START Exercise materials

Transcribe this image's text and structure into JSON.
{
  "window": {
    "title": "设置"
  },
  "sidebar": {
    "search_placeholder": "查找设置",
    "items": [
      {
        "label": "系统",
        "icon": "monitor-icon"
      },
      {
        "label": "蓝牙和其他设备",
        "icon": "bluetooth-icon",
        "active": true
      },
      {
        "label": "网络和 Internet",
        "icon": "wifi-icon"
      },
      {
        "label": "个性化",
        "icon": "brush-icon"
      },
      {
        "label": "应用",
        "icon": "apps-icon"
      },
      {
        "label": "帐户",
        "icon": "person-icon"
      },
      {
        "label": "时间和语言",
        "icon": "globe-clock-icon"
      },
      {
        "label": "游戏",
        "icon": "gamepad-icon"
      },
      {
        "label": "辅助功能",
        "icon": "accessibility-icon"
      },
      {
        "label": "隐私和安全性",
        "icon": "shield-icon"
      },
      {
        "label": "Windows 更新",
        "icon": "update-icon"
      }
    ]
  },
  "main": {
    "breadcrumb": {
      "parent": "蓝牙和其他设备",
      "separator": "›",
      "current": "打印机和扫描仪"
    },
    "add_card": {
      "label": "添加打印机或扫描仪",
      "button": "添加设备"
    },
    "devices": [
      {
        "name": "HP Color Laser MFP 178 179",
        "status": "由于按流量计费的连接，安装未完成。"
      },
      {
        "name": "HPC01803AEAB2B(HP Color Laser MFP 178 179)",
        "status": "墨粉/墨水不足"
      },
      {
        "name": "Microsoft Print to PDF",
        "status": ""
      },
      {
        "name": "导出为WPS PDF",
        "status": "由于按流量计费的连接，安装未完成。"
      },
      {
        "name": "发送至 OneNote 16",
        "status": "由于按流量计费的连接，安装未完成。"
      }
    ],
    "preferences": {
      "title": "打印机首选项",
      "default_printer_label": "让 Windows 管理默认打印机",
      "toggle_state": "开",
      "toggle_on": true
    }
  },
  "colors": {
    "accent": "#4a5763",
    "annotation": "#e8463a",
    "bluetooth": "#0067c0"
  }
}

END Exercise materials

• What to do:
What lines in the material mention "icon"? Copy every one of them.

• Response to this exercise:
        "icon": "monitor-icon"
        "icon": "bluetooth-icon",
        "icon": "wifi-icon"
        "icon": "brush-icon"
        "icon": "apps-icon"
        "icon": "person-icon"
        "icon": "globe-clock-icon"
        "icon": "gamepad-icon"
        "icon": "accessibility-icon"
        "icon": "shield-icon"
        "icon": "update-icon"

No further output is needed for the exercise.